→ **Supplied material**
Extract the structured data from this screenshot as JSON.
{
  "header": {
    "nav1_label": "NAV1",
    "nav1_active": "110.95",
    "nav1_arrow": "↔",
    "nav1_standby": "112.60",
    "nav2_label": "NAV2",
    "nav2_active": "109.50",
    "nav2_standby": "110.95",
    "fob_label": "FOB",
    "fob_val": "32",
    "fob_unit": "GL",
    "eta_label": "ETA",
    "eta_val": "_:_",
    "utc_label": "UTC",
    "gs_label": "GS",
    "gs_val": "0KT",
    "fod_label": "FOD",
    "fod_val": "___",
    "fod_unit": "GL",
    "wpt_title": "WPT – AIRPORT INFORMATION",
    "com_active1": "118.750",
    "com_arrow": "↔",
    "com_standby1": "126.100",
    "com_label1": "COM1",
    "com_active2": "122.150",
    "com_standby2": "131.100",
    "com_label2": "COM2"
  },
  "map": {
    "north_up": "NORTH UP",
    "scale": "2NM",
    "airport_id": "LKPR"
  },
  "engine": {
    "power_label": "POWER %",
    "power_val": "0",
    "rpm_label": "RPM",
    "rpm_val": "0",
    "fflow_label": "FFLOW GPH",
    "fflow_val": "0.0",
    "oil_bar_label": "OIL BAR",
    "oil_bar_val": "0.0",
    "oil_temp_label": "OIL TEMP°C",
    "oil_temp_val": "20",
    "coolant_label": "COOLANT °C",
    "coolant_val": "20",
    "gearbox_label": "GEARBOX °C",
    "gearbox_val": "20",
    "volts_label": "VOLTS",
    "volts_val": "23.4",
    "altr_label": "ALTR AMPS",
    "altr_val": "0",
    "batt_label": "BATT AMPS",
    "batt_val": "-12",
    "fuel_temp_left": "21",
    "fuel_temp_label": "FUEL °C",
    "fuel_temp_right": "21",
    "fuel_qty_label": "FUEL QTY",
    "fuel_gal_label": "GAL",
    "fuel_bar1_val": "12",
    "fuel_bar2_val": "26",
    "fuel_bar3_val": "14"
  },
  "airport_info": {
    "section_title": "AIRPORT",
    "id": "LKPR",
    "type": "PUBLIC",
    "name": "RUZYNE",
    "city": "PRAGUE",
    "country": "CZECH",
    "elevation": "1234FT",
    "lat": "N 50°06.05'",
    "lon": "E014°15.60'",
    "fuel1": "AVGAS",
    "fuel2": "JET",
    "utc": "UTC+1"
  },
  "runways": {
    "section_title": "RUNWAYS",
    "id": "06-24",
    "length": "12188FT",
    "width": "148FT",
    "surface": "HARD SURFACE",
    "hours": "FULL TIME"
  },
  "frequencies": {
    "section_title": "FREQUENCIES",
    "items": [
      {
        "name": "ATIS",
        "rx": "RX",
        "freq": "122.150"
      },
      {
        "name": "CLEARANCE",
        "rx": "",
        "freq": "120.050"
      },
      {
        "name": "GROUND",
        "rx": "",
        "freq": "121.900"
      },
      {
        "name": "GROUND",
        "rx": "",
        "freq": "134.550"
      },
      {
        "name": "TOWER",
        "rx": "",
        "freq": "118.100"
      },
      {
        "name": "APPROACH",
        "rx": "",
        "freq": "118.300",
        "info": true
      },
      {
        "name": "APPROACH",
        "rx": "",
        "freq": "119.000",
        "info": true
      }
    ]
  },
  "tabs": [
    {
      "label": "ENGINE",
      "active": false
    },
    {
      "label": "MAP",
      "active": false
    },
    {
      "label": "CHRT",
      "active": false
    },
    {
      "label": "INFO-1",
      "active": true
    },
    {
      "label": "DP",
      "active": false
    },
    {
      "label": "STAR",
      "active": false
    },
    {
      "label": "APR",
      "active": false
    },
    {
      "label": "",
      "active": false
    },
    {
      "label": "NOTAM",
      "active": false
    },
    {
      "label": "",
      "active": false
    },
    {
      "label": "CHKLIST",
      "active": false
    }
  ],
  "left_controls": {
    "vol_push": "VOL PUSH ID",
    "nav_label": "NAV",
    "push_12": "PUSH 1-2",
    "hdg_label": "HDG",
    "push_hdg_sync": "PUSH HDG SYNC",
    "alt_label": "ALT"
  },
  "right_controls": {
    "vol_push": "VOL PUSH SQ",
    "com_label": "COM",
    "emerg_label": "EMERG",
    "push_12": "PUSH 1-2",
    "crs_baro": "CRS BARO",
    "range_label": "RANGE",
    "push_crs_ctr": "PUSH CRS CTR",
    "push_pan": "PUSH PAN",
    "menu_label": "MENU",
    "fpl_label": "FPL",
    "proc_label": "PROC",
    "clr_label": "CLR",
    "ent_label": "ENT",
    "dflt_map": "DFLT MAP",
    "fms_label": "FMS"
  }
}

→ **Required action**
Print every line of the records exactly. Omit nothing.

→ **Written reply**
Extract the structured data from this screenshot as JSON.
{
  "header": {
    "nav1_label": "NAV1",
    "nav1_active": "110.95",
    "nav1_arrow": "↔",
    "nav1_standby": "112.60",
    "nav2_label": "NAV2",
    "nav2_active": "109.50",
    "nav2_standby": "110.95",
    "fob_label": "FOB",
    "fob_val": "32",
    "fob_unit": "GL",
    "eta_label": "ETA",
    "eta_val": "_:_",
    "utc_label": "UTC",
    "gs_label": "GS",
    "gs_val": "0KT",
    "fod_label": "FOD",
    "fod_val": "___",
    "fod_unit": "GL",
    "wpt_title": "WPT – AIRPORT INFORMATION",
    "com_active1": "118.750",
    "com_arrow": "↔",
    "com_standby1": "126.100",
    "com_label1": "COM1",
    "com_active2": "122.150",
    "com_standby2": "131.100",
    "com_label2": "COM2"
  },
  "map": {
    "north_up": "NORTH UP",
    "scale": "2NM",
    "airport_id": "LKPR"
  },
  "engine": {
    "power_label": "POWER %",
    "power_val": "0",
    "rpm_label": "RPM",
    "rpm_val": "0",
    "fflow_label": "FFLOW GPH",
    "fflow_val": "0.0",
    "oil_bar_label": "OIL BAR",
    "oil_bar_val": "0.0",
    "oil_temp_label": "OIL TEMP°C",
    "oil_temp_val": "20",
    "coolant_label": "COOLANT °C",
    "coolant_val": "20",
    "gearbox_label": "GEARBOX °C",
    "gearbox_val": "20",
    "volts_label": "VOLTS",
    "volts_val": "23.4",
    "altr_label": "ALTR AMPS",
    "altr_val": "0",
    "batt_label": "BATT AMPS",
    "batt_val": "-12",
    "fuel_temp_left": "21",
    "fuel_temp_label": "FUEL °C",
    "fuel_temp_right": "21",
    "fuel_qty_label": "FUEL QTY",
    "fuel_gal_label": "GAL",
    "fuel_bar1_val": "12",
    "fuel_bar2_val": "26",
    "fuel_bar3_val": "14"
  },
  "airport_info": {
    "section_title": "AIRPORT",
    "id": "LKPR",
    "type": "PUBLIC",
    "name": "RUZYNE",
    "city": "PRAGUE",
    "country": "CZECH",
    "elevation": "1234FT",
    "lat": "N 50°06.05'",
    "lon": "E014°15.60'",
    "fuel1": "AVGAS",
    "fuel2": "JET",
    "utc": "UTC+1"
  },
  "runways": {
    "section_title": "RUNWAYS",
    "id": "06-24",
    "length": "12188FT",
    "width": "148FT",
    "surface": "HARD SURFACE",
    "hours": "FULL TIME"
  },
  "frequencies": {
    "section_title": "FREQUENCIES",
    "items": [
      {
        "name": "ATIS",
        "rx": "RX",
        "freq": "122.150"
      },
      {
        "name": "CLEARANCE",
        "rx": "",
        "freq": "120.050"
      },
      {
        "name": "GROUND",
        "rx": "",
        "freq": "121.900"
      },
      {
        "name": "GROUND",
        "rx": "",
        "freq": "134.550"
      },
      {
        "name": "TOWER",
        "rx": "",
        "freq": "118.100"
      },
      {
        "name": "APPROACH",
        "rx": "",
        "freq": "118.300",
        "info": true
      },
      {
        "name": "APPROACH",
        "rx": "",
        "freq": "119.000",
        "info": true
      }
    ]
  },
  "tabs": [
    {
      "label": "ENGINE",
      "active": false
    },
    {
      "label": "MAP",
      "active": false
    },
    {
      "label": "CHRT",
      "active": false
    },
    {
      "label": "INFO-1",
      "active": true
    },
    {
      "label": "DP",
      "active": false
    },
    {
      "label": "STAR",
      "active": false
    },
    {
      "label": "APR",
      "active": false
    },
    {
      "label": "",
      "active": false
    },
    {
      "label": "NOTAM",
      "active": false
    },
    {
      "label": "",
      "active": false
    },
    {
      "label": "CHKLIST",
      "active": false
    }
  ],
  "left_controls": {
    "vol_push": "VOL PUSH ID",
    "nav_label": "NAV",
    "push_12": "PUSH 1-2",
    "hdg_label": "HDG",
    "push_hdg_sync": "PUSH HDG SYNC",
    "alt_label": "ALT"
  },
  "right_controls": {
    "vol_push": "VOL PUSH SQ",
    "com_label": "COM",
    "emerg_label": "EMERG",
    "push_12": "PUSH 1-2",
    "crs_baro": "CRS BARO",
    "range_label": "RANGE",
    "push_crs_ctr": "PUSH CRS CTR",
    "push_pan": "PUSH PAN",
    "menu_label": "MENU",
    "fpl_label": "FPL",
    "proc_label": "PROC",
    "clr_label": "CLR",
    "ent_label": "ENT",
    "dflt_map": "DFLT MAP",
    "fms_label": "FMS"
  }
}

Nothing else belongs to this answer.